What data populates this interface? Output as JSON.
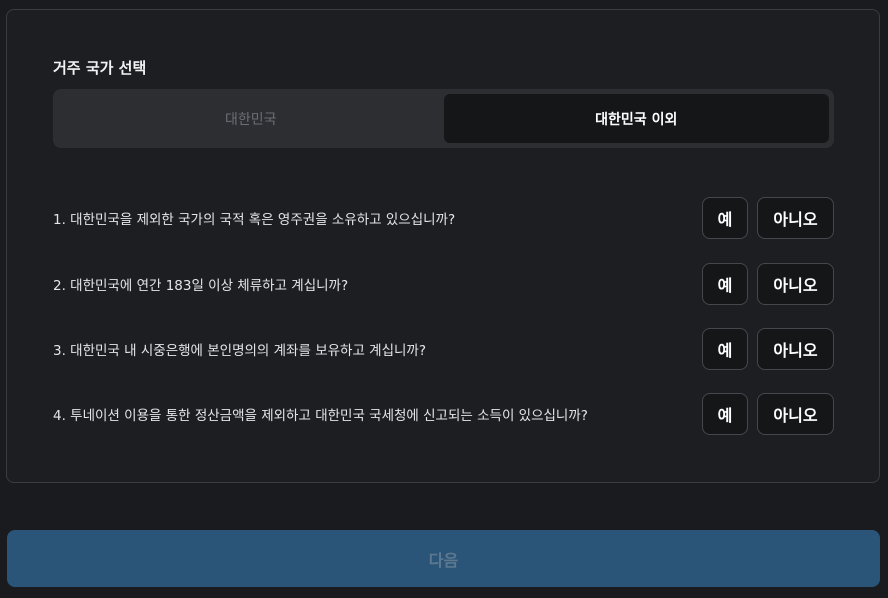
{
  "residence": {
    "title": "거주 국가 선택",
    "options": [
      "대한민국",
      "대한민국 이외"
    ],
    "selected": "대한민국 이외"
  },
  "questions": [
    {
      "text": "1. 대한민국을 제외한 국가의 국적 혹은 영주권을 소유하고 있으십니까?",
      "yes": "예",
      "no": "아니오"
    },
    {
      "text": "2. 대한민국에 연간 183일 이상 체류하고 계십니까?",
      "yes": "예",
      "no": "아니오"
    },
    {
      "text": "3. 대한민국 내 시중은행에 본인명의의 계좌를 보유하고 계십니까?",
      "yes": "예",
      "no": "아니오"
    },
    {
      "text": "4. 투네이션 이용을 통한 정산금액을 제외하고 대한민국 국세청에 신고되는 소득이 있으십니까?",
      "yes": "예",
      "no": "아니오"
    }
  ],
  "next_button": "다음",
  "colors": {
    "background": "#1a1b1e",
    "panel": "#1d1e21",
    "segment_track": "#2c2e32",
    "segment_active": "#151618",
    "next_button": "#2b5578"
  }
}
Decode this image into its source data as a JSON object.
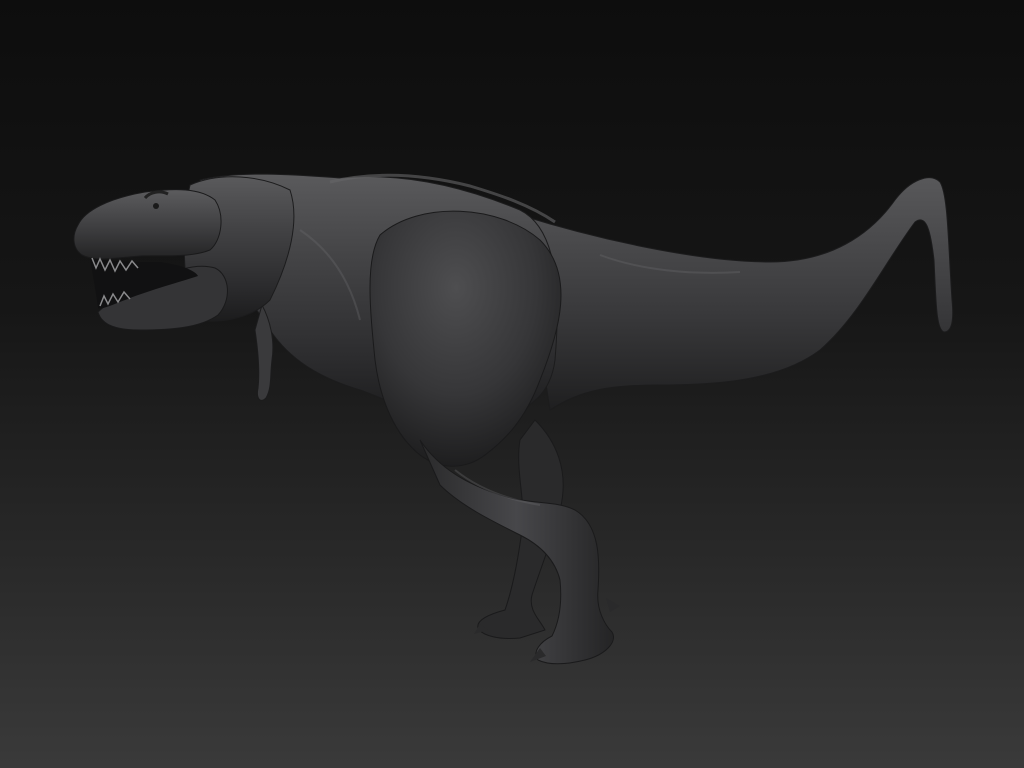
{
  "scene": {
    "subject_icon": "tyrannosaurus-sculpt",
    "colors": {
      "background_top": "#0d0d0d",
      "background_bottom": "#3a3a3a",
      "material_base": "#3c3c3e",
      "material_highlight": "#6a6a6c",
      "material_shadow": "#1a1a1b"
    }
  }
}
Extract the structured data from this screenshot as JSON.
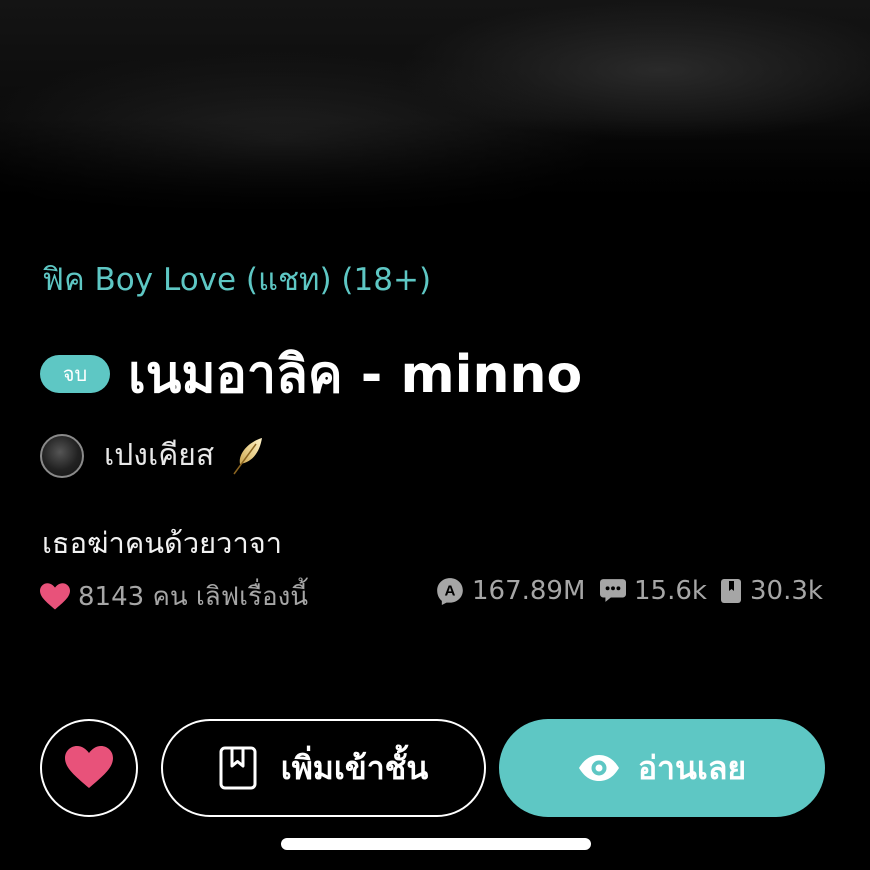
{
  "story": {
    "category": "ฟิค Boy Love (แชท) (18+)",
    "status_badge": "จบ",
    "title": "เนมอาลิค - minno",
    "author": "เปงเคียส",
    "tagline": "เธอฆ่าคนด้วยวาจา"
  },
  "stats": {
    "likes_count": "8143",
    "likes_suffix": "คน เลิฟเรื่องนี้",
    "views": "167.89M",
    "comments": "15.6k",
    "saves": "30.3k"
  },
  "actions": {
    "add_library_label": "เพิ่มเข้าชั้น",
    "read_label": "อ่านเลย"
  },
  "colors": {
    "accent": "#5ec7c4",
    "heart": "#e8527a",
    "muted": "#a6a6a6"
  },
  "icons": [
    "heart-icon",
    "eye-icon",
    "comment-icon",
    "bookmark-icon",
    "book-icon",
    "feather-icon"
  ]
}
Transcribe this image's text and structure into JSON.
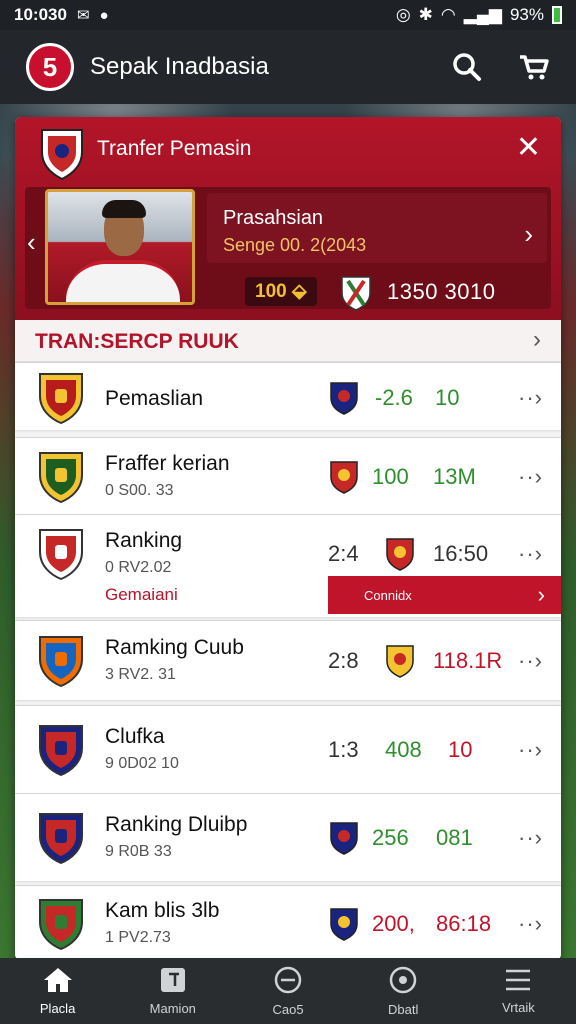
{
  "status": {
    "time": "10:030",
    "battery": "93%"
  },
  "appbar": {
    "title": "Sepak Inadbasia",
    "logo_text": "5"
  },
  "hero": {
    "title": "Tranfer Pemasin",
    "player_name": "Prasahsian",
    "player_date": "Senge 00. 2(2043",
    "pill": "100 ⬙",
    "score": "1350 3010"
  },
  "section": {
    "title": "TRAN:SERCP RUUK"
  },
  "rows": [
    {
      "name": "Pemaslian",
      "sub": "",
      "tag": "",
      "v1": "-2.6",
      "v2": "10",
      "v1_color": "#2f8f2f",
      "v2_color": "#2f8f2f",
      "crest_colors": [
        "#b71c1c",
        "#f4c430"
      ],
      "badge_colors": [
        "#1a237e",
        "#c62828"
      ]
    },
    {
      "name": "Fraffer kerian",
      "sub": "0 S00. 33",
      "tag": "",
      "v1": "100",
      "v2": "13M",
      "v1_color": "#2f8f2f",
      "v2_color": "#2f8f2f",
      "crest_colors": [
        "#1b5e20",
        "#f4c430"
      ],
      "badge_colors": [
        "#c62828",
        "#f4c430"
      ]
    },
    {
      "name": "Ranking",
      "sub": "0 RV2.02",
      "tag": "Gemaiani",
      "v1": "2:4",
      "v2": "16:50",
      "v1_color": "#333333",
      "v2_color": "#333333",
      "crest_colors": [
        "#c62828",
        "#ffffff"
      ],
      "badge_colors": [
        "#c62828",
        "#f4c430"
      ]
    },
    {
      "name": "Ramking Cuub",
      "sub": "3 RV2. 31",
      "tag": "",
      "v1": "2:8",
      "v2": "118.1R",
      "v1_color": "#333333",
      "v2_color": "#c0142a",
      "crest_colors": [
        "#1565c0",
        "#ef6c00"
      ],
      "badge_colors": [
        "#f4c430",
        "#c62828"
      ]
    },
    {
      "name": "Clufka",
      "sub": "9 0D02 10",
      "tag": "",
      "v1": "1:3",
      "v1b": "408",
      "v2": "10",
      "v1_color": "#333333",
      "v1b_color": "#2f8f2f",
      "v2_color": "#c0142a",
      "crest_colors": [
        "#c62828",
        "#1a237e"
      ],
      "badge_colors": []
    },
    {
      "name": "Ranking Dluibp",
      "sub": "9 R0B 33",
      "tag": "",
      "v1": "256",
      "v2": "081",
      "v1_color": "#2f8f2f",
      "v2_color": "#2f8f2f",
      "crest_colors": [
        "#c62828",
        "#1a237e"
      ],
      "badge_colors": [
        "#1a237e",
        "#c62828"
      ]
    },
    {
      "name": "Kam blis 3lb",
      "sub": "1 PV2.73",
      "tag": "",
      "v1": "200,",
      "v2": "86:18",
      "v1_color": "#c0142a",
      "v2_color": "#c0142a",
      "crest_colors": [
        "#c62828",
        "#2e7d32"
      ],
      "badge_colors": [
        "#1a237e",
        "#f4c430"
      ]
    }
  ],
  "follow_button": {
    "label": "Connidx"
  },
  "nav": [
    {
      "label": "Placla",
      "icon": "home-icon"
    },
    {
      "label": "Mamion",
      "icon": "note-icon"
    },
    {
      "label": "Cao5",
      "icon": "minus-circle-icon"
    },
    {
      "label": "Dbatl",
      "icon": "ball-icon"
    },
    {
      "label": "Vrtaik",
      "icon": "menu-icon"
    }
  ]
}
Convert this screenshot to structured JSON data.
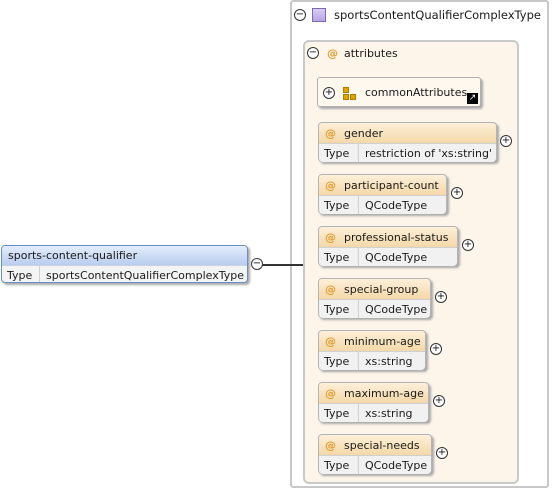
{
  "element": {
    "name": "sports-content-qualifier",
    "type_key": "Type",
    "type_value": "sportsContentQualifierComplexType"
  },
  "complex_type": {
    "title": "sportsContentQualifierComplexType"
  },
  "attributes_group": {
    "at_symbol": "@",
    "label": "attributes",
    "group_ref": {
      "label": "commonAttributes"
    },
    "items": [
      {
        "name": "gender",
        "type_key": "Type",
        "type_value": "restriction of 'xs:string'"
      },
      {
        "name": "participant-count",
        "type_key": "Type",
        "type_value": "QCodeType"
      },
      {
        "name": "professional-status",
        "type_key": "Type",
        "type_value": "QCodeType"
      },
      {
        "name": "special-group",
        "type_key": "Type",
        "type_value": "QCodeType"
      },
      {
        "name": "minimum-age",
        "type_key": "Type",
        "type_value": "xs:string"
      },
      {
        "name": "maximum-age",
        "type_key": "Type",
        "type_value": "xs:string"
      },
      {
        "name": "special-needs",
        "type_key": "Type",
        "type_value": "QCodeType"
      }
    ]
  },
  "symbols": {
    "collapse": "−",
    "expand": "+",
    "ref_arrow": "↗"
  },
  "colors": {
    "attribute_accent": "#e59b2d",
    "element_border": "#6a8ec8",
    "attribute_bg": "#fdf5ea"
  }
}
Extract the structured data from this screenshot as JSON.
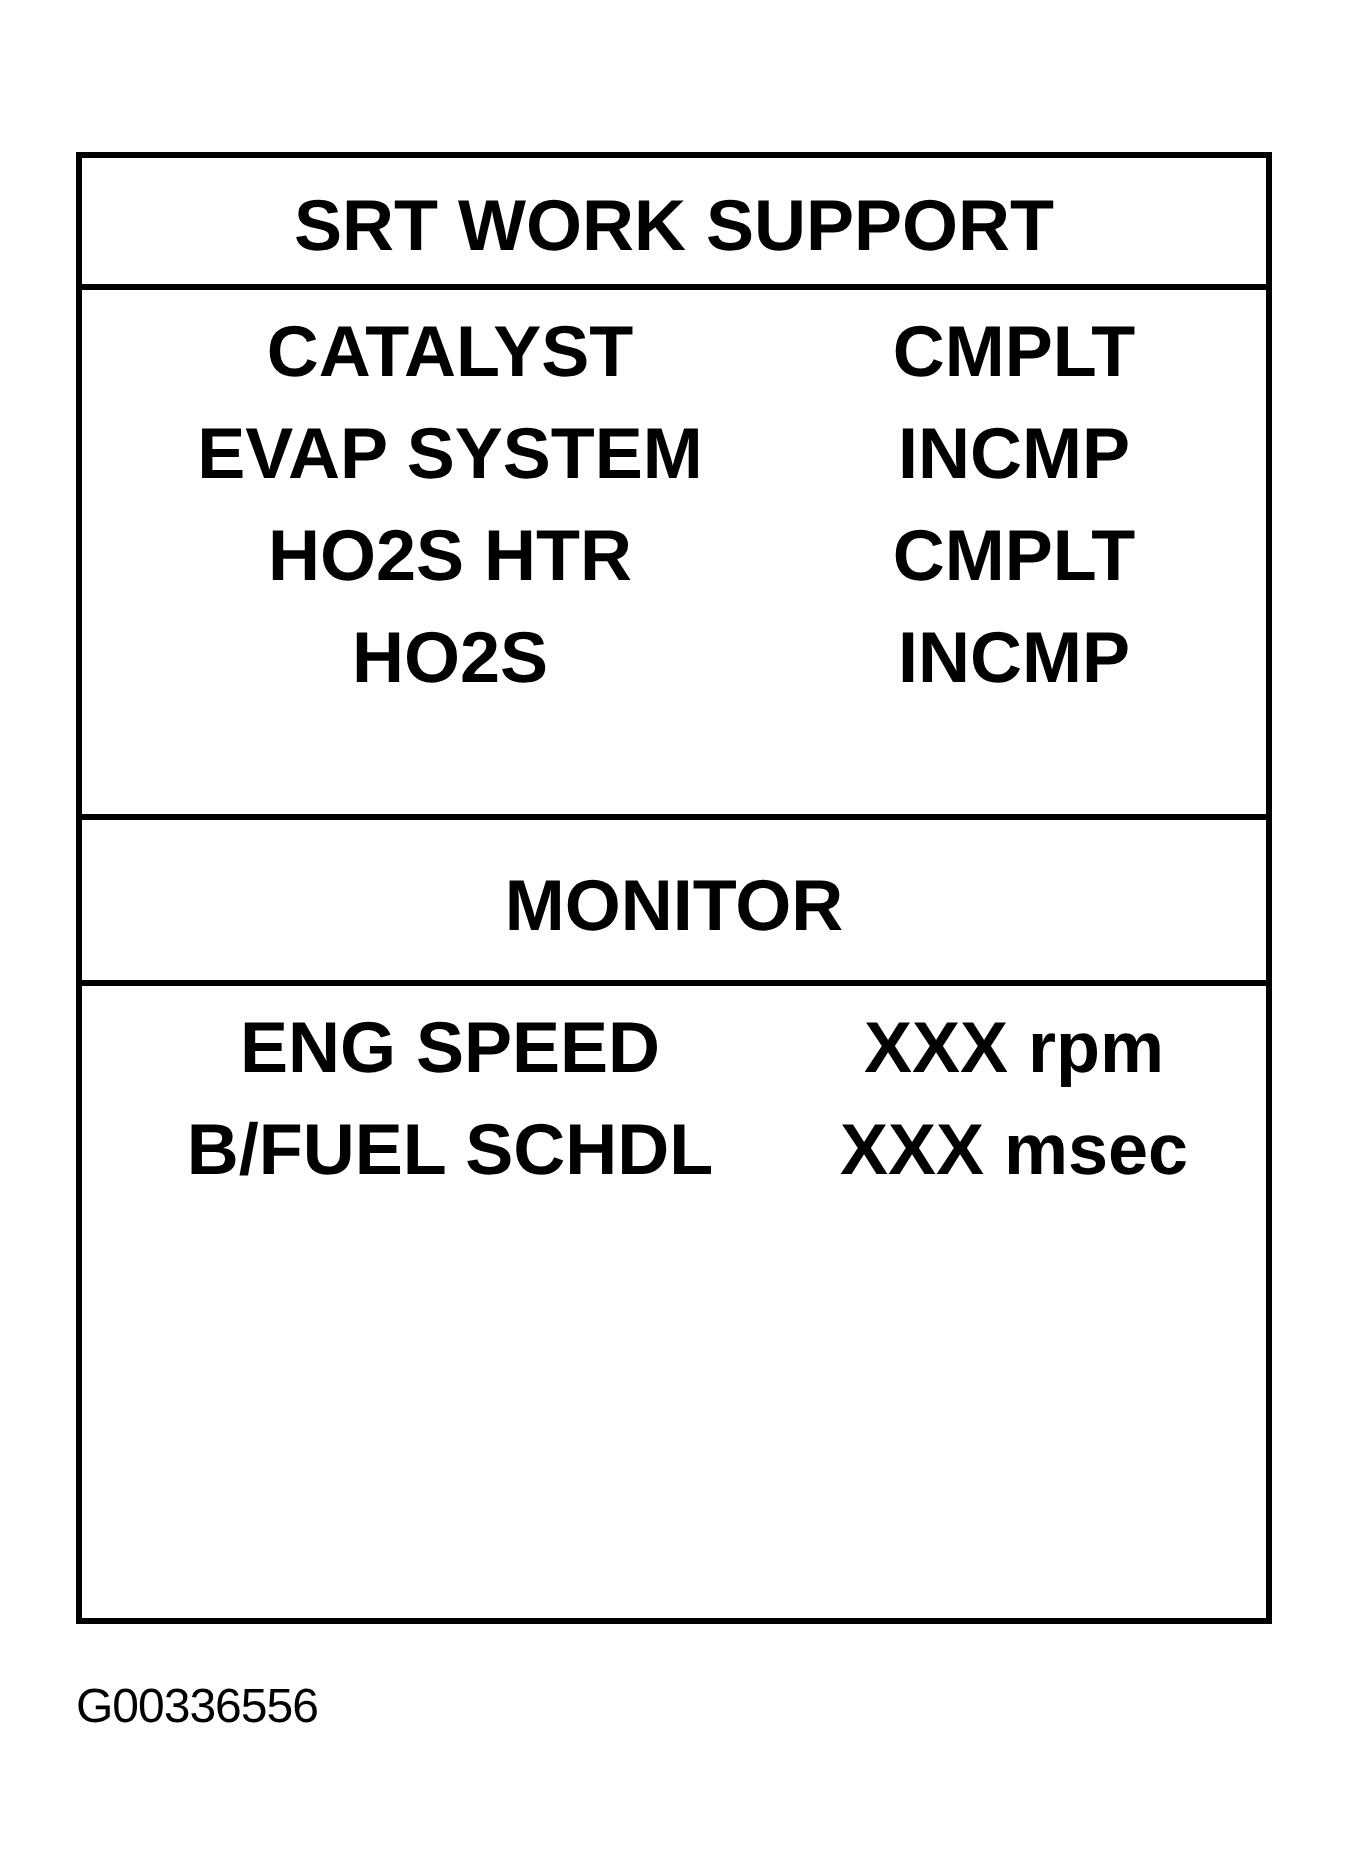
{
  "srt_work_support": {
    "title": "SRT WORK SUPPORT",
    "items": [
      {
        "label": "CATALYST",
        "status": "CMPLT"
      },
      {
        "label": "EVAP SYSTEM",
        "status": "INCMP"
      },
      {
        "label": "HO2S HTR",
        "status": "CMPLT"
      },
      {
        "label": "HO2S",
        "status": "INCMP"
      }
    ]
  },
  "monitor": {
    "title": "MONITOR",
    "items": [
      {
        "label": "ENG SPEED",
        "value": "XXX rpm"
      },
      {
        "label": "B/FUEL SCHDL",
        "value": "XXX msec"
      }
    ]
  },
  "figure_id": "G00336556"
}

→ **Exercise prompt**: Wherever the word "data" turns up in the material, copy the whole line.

→ **Solution for this task**:
What data populates this interface? Output as JSON.
Decode this image into its source data as a JSON object.
Extract the structured data from this screenshot as JSON.
Convert this screenshot to structured JSON data.
Extract the structured data from this screenshot as JSON.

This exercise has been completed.